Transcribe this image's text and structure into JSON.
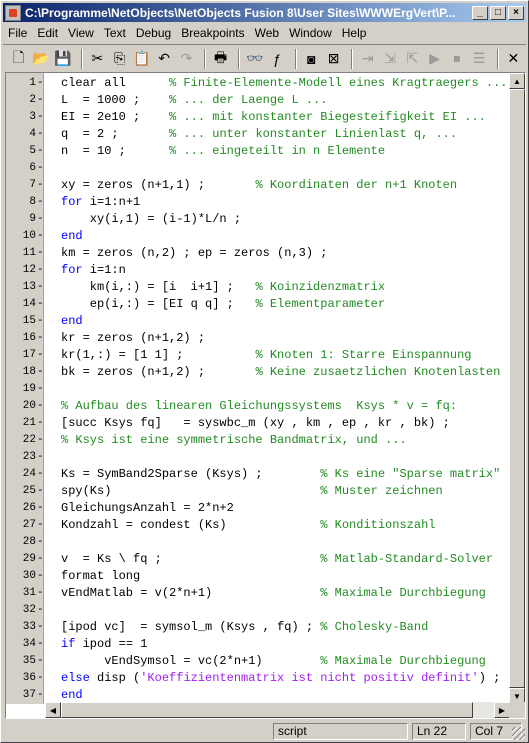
{
  "window": {
    "title": "C:\\Programme\\NetObjects\\NetObjects Fusion 8\\User Sites\\WWWErgVert\\P...",
    "minimize": "_",
    "maximize": "□",
    "close": "×"
  },
  "menu": [
    {
      "label": "File"
    },
    {
      "label": "Edit"
    },
    {
      "label": "View"
    },
    {
      "label": "Text"
    },
    {
      "label": "Debug"
    },
    {
      "label": "Breakpoints"
    },
    {
      "label": "Web"
    },
    {
      "label": "Window"
    },
    {
      "label": "Help"
    }
  ],
  "toolbar": [
    {
      "icon": "new-file-icon",
      "glyph": "🗋",
      "enabled": true
    },
    {
      "icon": "open-folder-icon",
      "glyph": "📂",
      "enabled": true
    },
    {
      "icon": "save-icon",
      "glyph": "💾",
      "enabled": true
    },
    {
      "icon": "cut-icon",
      "glyph": "✂",
      "enabled": true
    },
    {
      "icon": "copy-icon",
      "glyph": "⎘",
      "enabled": true
    },
    {
      "icon": "paste-icon",
      "glyph": "📋",
      "enabled": true
    },
    {
      "icon": "undo-icon",
      "glyph": "↶",
      "enabled": true
    },
    {
      "icon": "redo-icon",
      "glyph": "↷",
      "enabled": false
    },
    {
      "icon": "print-icon",
      "glyph": "🖶",
      "enabled": true
    },
    {
      "icon": "find-icon",
      "glyph": "👓",
      "enabled": true
    },
    {
      "icon": "function-icon",
      "glyph": "ƒ",
      "enabled": true
    },
    {
      "icon": "set-breakpoint-icon",
      "glyph": "◙",
      "enabled": true
    },
    {
      "icon": "clear-breakpoints-icon",
      "glyph": "⊠",
      "enabled": true
    },
    {
      "icon": "step-icon",
      "glyph": "⇥",
      "enabled": false
    },
    {
      "icon": "step-in-icon",
      "glyph": "⇲",
      "enabled": false
    },
    {
      "icon": "step-out-icon",
      "glyph": "⇱",
      "enabled": false
    },
    {
      "icon": "continue-icon",
      "glyph": "▶",
      "enabled": false
    },
    {
      "icon": "exit-debug-icon",
      "glyph": "⏹",
      "enabled": false
    },
    {
      "icon": "stack-icon",
      "glyph": "☰",
      "enabled": false
    },
    {
      "icon": "close-doc-icon",
      "glyph": "✕",
      "enabled": true
    }
  ],
  "code_lines": [
    [
      {
        "t": "tx",
        "s": "clear all      "
      },
      {
        "t": "cm",
        "s": "% Finite-Elemente-Modell eines Kragtraegers ..."
      }
    ],
    [
      {
        "t": "tx",
        "s": "L  = 1000 ;    "
      },
      {
        "t": "cm",
        "s": "% ... der Laenge L ..."
      }
    ],
    [
      {
        "t": "tx",
        "s": "EI = 2e10 ;    "
      },
      {
        "t": "cm",
        "s": "% ... mit konstanter Biegesteifigkeit EI ..."
      }
    ],
    [
      {
        "t": "tx",
        "s": "q  = 2 ;       "
      },
      {
        "t": "cm",
        "s": "% ... unter konstanter Linienlast q, ..."
      }
    ],
    [
      {
        "t": "tx",
        "s": "n  = 10 ;      "
      },
      {
        "t": "cm",
        "s": "% ... eingeteilt in n Elemente"
      }
    ],
    [],
    [
      {
        "t": "tx",
        "s": "xy = zeros (n+1,1) ;       "
      },
      {
        "t": "cm",
        "s": "% Koordinaten der n+1 Knoten"
      }
    ],
    [
      {
        "t": "kw",
        "s": "for"
      },
      {
        "t": "tx",
        "s": " i=1:n+1"
      }
    ],
    [
      {
        "t": "tx",
        "s": "    xy(i,1) = (i-1)*L/n ;"
      }
    ],
    [
      {
        "t": "kw",
        "s": "end"
      }
    ],
    [
      {
        "t": "tx",
        "s": "km = zeros (n,2) ; ep = zeros (n,3) ;"
      }
    ],
    [
      {
        "t": "kw",
        "s": "for"
      },
      {
        "t": "tx",
        "s": " i=1:n"
      }
    ],
    [
      {
        "t": "tx",
        "s": "    km(i,:) = [i  i+1] ;   "
      },
      {
        "t": "cm",
        "s": "% Koinzidenzmatrix"
      }
    ],
    [
      {
        "t": "tx",
        "s": "    ep(i,:) = [EI q q] ;   "
      },
      {
        "t": "cm",
        "s": "% Elementparameter"
      }
    ],
    [
      {
        "t": "kw",
        "s": "end"
      }
    ],
    [
      {
        "t": "tx",
        "s": "kr = zeros (n+1,2) ;"
      }
    ],
    [
      {
        "t": "tx",
        "s": "kr(1,:) = [1 1] ;          "
      },
      {
        "t": "cm",
        "s": "% Knoten 1: Starre Einspannung"
      }
    ],
    [
      {
        "t": "tx",
        "s": "bk = zeros (n+1,2) ;       "
      },
      {
        "t": "cm",
        "s": "% Keine zusaetzlichen Knotenlasten"
      }
    ],
    [],
    [
      {
        "t": "cm",
        "s": "% Aufbau des linearen Gleichungssystems  Ksys * v = fq:"
      }
    ],
    [
      {
        "t": "tx",
        "s": "[succ Ksys fq]   = syswbc_m (xy , km , ep , kr , bk) ;"
      }
    ],
    [
      {
        "t": "cm",
        "s": "% Ksys ist eine symmetrische Bandmatrix, und ..."
      }
    ],
    [],
    [
      {
        "t": "tx",
        "s": "Ks = SymBand2Sparse (Ksys) ;        "
      },
      {
        "t": "cm",
        "s": "% Ks eine \"Sparse matrix\""
      }
    ],
    [
      {
        "t": "tx",
        "s": "spy(Ks)                             "
      },
      {
        "t": "cm",
        "s": "% Muster zeichnen"
      }
    ],
    [
      {
        "t": "tx",
        "s": "GleichungsAnzahl = 2*n+2"
      }
    ],
    [
      {
        "t": "tx",
        "s": "Kondzahl = condest (Ks)             "
      },
      {
        "t": "cm",
        "s": "% Konditionszahl"
      }
    ],
    [],
    [
      {
        "t": "tx",
        "s": "v  = Ks \\ fq ;                      "
      },
      {
        "t": "cm",
        "s": "% Matlab-Standard-Solver"
      }
    ],
    [
      {
        "t": "tx",
        "s": "format long"
      }
    ],
    [
      {
        "t": "tx",
        "s": "vEndMatlab = v(2*n+1)               "
      },
      {
        "t": "cm",
        "s": "% Maximale Durchbiegung"
      }
    ],
    [],
    [
      {
        "t": "tx",
        "s": "[ipod vc]  = symsol_m (Ksys , fq) ; "
      },
      {
        "t": "cm",
        "s": "% Cholesky-Band"
      }
    ],
    [
      {
        "t": "kw",
        "s": "if"
      },
      {
        "t": "tx",
        "s": " ipod == 1"
      }
    ],
    [
      {
        "t": "tx",
        "s": "      vEndSymsol = vc(2*n+1)        "
      },
      {
        "t": "cm",
        "s": "% Maximale Durchbiegung"
      }
    ],
    [
      {
        "t": "kw",
        "s": "else"
      },
      {
        "t": "tx",
        "s": " disp ("
      },
      {
        "t": "st",
        "s": "'Koeffizientenmatrix ist nicht positiv definit'"
      },
      {
        "t": "tx",
        "s": ") ;"
      }
    ],
    [
      {
        "t": "kw",
        "s": "end"
      }
    ]
  ],
  "status": {
    "mode": "script",
    "line": "Ln 22",
    "col": "Col 7"
  }
}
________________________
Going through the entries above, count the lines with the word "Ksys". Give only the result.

5